= Beginning of Section =

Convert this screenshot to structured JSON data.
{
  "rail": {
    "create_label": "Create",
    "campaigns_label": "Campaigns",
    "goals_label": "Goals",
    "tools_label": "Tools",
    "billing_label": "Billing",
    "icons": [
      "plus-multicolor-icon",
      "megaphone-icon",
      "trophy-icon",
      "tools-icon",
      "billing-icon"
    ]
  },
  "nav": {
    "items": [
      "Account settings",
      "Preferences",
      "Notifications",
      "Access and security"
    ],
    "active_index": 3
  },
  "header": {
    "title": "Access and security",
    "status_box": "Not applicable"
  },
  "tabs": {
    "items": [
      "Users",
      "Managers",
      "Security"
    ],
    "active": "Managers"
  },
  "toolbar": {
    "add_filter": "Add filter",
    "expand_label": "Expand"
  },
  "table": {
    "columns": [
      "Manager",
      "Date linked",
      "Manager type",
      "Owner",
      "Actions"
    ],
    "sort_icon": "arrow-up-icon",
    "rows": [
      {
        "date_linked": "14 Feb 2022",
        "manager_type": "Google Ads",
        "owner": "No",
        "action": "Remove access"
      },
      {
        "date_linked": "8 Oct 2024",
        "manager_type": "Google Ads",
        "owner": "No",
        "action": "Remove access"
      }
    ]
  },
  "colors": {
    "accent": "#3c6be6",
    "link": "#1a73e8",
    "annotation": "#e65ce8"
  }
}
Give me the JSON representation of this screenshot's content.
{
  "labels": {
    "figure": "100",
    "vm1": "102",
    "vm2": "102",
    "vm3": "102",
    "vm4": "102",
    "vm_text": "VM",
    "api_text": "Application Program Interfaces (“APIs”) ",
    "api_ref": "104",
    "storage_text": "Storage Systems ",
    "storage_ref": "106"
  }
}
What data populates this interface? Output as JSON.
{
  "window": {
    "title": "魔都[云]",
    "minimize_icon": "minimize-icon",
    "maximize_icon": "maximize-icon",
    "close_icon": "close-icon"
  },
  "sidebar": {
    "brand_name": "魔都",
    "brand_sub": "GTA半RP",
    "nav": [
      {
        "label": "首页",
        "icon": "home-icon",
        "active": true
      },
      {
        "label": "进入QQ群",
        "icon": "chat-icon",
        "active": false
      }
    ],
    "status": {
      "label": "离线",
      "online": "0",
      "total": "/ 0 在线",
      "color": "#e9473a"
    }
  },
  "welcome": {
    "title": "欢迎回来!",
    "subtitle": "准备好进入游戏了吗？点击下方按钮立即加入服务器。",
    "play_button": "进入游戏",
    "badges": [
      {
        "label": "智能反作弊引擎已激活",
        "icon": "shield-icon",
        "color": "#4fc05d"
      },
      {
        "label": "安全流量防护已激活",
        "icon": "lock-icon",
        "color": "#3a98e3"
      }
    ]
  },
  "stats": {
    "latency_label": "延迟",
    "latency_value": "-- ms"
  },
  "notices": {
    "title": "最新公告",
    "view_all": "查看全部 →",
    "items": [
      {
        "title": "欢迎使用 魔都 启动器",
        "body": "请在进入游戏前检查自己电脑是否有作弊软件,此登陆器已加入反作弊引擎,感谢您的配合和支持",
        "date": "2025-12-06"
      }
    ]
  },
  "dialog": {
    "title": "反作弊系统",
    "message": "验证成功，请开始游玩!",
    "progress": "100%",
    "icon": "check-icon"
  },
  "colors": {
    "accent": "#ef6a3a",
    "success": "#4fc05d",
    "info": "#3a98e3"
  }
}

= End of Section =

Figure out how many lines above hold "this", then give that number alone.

3